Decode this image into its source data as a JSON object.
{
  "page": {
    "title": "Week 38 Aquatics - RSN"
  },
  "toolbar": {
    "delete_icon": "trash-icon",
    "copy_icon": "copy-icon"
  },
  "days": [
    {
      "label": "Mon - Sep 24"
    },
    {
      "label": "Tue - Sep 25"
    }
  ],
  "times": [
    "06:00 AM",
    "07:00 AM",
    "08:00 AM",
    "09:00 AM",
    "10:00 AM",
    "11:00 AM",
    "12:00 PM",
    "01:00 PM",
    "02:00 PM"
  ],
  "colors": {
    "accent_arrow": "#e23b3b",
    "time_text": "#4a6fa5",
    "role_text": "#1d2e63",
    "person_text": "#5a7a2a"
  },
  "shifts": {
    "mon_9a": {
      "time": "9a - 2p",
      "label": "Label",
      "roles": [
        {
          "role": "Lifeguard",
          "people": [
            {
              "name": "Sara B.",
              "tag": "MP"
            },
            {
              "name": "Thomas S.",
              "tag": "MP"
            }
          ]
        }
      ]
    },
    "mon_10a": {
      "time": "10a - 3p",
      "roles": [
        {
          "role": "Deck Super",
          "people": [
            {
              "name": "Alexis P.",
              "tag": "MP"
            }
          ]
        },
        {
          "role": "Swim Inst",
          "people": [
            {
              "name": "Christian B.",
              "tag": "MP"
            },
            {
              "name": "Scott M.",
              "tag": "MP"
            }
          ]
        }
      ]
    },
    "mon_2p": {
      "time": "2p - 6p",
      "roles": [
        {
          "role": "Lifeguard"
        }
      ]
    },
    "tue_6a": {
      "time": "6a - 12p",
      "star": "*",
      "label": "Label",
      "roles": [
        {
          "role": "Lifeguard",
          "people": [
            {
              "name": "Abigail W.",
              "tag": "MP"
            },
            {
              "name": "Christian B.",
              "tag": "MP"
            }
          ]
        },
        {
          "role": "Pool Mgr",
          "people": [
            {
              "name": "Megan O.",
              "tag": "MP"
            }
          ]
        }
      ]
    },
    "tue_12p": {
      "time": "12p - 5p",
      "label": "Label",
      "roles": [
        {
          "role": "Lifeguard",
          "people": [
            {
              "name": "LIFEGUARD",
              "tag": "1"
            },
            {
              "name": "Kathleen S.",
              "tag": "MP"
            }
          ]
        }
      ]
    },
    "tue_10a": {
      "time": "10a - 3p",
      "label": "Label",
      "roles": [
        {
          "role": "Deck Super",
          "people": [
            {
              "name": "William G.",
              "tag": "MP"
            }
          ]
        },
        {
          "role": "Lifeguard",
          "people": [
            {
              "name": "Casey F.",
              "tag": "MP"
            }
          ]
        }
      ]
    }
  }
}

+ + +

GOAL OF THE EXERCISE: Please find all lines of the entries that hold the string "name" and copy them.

TASK RESPONSE:
              "name": "Sara B.",
              "name": "Thomas S.",
              "name": "Alexis P.",
              "name": "Christian B.",
              "name": "Scott M.",
              "name": "Abigail W.",
              "name": "Christian B.",
              "name": "Megan O.",
              "name": "LIFEGUARD",
              "name": "Kathleen S.",
              "name": "William G.",
              "name": "Casey F.",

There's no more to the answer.